Georgie Porgie, puddin' and pie
Bigby the Wolf has the weight of the world on his shoulders. He's just stumbled upon two murders, everyone is judging him based on his past, and all of it is starting to take its toll. In the second episode of Wolf Among Us, Telltale does an amazing job of unloading some of that burden off to the player.
Whereas Faith showed us Bigby from afar, we've now become him in Smoke and Mirrors. This is going to be one wild ride that even Toad might not be able to handle.
The Wolf Among Us: Smoke and Mirrors (iOS, Mac, PC [reviewed], PlayStation 3, Xbox 360)
Developer: Telltale Games
Publisher: Telltale Games
Release: February 4, 2014 (PC) / February 5, 2013 (PS3, Xbox 360)
MSRP: $4.99 (Each Episode)
[As is the case with all of my Telltale reviews, there will be no spoilers or specifics for the current episode (outside of new character introductions), although events of previous episodes will inevitably be discussed.]
Even without having read the Fables comics the series is based on, the first episode of Wolf Among Us made an impact on me, and ultimately felt welcoming. It was incredibly easy to follow, and the characters are what ultimately drew me in. But as is the case with many initial offerings, I didn't get as much time as I had wanted with said cast, and I wanted much more. Smoke and Mirrors is really the point where I realized that I'm all in.
The second episode starts off with the bombshell cliffhanger from the prior episode, and gets right in the the thick of things as Bigby is wrapped up in some complications involving the ongoing investigation. This episode is a little darker and deals with themes other than murder, as it dips into sexuality, infidelity, and loss. In short, Smoke and Mirrors gives you a better look at the world of Fabletown and how bleak it really is.
In Faith, Bigby had the opportunity to get rough on a few occasions, mostly toward the end. It hinted at his split personality -- the feral side he has lying in wait just in case he needs to pull out all the stops. But Smoke and Mirrors doesn't merely hint at Bigby's Jekyll and Hyde scenario -- it lets you live it, throughout the entire episode if you wish. The two separate murder cases are heating up, and as a result, Bigby can resort to violent or non-violent tactics on a near constant basis.

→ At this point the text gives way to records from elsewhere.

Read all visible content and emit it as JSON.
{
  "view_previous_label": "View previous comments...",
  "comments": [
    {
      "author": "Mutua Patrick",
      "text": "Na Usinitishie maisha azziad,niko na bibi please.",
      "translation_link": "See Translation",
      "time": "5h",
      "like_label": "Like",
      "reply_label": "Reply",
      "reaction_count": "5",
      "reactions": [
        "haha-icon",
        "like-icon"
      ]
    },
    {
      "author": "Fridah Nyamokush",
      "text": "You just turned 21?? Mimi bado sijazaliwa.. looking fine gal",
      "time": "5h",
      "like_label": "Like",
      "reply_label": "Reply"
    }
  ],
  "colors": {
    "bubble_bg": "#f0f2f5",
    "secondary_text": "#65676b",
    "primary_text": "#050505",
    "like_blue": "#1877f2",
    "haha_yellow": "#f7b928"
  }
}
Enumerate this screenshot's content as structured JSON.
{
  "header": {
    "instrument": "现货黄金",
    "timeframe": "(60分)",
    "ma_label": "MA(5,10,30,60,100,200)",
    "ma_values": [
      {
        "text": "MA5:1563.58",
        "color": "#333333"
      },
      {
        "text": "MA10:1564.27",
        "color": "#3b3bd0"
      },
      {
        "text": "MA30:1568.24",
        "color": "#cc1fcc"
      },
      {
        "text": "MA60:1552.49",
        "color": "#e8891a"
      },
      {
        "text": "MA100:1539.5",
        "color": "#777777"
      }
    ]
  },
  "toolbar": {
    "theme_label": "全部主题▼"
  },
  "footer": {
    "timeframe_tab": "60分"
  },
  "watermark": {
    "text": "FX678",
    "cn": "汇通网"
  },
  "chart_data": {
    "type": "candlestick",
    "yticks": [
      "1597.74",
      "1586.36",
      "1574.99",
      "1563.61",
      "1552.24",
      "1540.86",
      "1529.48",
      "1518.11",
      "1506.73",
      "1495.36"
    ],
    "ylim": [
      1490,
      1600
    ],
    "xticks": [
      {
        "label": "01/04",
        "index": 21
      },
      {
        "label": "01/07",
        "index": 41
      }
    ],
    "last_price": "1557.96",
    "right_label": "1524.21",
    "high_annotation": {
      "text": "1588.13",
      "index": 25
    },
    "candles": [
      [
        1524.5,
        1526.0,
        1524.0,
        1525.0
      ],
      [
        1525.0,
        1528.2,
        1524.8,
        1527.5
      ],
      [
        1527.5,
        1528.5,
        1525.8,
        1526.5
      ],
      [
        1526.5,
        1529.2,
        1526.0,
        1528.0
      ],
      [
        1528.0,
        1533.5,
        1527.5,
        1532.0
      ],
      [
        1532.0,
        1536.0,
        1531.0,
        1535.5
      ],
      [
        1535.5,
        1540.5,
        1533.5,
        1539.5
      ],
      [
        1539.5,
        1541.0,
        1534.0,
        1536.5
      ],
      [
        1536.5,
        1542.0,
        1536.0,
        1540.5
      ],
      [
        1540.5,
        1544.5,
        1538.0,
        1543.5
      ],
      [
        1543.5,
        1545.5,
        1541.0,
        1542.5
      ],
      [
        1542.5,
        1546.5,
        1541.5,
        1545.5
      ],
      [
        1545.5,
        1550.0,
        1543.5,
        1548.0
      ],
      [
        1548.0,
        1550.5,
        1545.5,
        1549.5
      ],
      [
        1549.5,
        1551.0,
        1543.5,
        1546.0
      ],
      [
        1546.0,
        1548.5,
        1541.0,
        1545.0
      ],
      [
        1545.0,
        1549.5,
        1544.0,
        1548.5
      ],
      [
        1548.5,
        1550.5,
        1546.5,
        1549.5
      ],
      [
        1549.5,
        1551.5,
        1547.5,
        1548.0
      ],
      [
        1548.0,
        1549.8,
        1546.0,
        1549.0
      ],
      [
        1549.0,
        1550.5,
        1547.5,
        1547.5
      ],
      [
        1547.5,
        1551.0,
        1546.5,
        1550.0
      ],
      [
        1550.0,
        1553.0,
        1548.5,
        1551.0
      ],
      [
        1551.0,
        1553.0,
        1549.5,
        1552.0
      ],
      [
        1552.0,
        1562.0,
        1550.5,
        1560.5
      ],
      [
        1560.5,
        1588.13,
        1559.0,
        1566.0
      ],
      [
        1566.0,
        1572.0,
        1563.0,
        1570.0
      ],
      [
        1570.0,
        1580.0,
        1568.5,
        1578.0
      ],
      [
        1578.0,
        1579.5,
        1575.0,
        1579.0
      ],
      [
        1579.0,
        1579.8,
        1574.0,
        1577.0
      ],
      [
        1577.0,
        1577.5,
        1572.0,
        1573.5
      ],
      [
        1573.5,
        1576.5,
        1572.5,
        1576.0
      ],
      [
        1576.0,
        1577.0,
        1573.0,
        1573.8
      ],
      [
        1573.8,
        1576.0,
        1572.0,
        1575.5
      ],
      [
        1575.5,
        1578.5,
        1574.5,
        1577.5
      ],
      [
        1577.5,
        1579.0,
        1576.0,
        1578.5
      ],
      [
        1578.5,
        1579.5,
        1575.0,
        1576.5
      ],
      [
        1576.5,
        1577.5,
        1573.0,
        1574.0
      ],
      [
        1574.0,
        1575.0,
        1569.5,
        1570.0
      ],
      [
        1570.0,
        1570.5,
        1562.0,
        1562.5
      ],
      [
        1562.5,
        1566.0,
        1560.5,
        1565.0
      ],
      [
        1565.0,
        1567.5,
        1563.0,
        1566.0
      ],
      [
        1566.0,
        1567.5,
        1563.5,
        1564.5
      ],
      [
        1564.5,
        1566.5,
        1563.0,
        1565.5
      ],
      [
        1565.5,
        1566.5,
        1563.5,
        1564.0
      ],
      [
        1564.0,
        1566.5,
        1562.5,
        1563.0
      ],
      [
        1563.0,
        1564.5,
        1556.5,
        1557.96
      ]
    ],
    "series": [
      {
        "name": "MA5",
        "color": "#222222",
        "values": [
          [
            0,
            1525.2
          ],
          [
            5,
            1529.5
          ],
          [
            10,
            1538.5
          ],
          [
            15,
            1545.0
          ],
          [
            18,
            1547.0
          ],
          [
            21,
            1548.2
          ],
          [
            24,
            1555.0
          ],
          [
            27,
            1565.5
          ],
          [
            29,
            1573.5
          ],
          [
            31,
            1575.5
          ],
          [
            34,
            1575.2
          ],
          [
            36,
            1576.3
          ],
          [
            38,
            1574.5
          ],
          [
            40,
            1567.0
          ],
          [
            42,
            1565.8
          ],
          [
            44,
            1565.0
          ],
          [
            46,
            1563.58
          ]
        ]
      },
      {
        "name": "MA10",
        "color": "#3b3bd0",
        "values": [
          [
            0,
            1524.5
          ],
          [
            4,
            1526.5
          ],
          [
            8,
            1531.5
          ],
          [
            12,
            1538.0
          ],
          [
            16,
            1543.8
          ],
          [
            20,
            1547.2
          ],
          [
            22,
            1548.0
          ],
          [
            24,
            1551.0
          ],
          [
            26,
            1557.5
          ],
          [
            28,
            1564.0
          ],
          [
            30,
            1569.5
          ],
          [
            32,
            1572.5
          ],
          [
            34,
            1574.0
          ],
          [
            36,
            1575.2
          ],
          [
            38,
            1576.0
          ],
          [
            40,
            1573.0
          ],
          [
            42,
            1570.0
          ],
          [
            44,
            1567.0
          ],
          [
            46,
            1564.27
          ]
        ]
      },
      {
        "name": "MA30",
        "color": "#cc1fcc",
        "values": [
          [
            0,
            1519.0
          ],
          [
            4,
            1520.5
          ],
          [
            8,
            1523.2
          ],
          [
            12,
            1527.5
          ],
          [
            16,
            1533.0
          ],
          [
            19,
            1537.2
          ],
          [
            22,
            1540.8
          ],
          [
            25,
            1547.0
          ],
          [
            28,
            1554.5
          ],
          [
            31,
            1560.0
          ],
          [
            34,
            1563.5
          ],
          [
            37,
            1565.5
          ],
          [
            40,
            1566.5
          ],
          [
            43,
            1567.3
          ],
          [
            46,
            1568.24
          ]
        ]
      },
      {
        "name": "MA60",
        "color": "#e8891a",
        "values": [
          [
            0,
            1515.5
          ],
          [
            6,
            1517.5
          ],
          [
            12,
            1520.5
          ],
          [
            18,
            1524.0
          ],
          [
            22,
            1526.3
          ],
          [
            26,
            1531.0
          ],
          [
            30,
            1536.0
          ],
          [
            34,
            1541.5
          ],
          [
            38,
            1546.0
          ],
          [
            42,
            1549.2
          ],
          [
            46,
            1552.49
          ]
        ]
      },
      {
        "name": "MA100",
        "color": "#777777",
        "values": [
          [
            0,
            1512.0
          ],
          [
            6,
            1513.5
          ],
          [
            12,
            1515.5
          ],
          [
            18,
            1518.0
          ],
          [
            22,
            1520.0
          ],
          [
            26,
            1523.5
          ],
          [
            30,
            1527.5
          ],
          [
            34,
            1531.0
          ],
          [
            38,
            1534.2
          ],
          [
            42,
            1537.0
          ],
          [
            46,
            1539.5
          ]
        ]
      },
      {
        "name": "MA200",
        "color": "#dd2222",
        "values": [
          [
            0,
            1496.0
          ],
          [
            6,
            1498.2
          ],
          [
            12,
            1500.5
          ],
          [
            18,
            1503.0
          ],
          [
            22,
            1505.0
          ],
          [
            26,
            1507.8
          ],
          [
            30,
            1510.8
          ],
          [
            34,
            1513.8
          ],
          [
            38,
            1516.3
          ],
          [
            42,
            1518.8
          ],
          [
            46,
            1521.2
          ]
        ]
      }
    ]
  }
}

This is important to note for two reasons. It not only makes Bigby a more interesting character, and by proxy a true extension of the player, but it also mixes up the narrative a bit -- as your choices have more immediacy, rather than the typical "wait and see" conventions Telltale likes to employ. This episode involves more detective work, a return to a few familiar setpieces, and the introduction of a few new ones -- most notably Georgie Porgie's strip club and call girl hub.
Wolf Among Us feels a tad more adventurous this time around, as genre staples like contextual and missable items return, and there's even a light puzzle to solve (more of these please). Telltale has generally moved out of the more hardcore adventure elements in favor of putting the narrative first, so it was refreshing to see a few nods, no matter how small.
Another improvement with Smoke and Mirrors is the quality of the performances. You'll see more nuances from characters that were previously rather one-note (Ichabod Crane, Beauty, and Dee), and you'll meet interesting new faces like the aforementioned Georgie. All of the new additions are well implemented, without being too overbearing. Should you want more, extra Book of Fables encyclopedia entries unlock with every passing episode, which is a nice extra to work towards in the finale. Everything else about Smoke and Mirrors maintains the same high standard of the first offering, with beautiful visuals and an appropriate soundtrack.
The biggest accomplishment with the new episode however is the fact that your actions have more consequences on a personal level. Bigby ceases to be a construct of Telltale and starts to become an extension of yourself, causing hesitation on more than one occasion. Having said that, there aren't really any "big, freeze-the-screen" choices throughout this roughly one-hour tale like in Faith -- just a lot of little ones. Not a whole lot of big choices carry over from your previous story either, as the only major connection is tied to whomever you decide to capture at the end of Faith. It remains to be seen if future episodes will employ more connections.
Whereas the first episode of Wolf Among Us had me intrigued, Smoke and Mirrors has me hooked. Although it's not nearly as explosive as its own The Walking Dead series, Telltale has managed to craft a world full of interesting characters, and with the fairytale setting -- the sky is the limit. Let's just hope we don't have to wait so long for part three.
The Wolf Among Us: Smoke and Mirrors reviewed by Chris Carter
Impressive effort with a few noticeable problems holding it back. Won't astound everyone, but is worth most people's time and cash.
How we score: The Destructoid Reviews Guide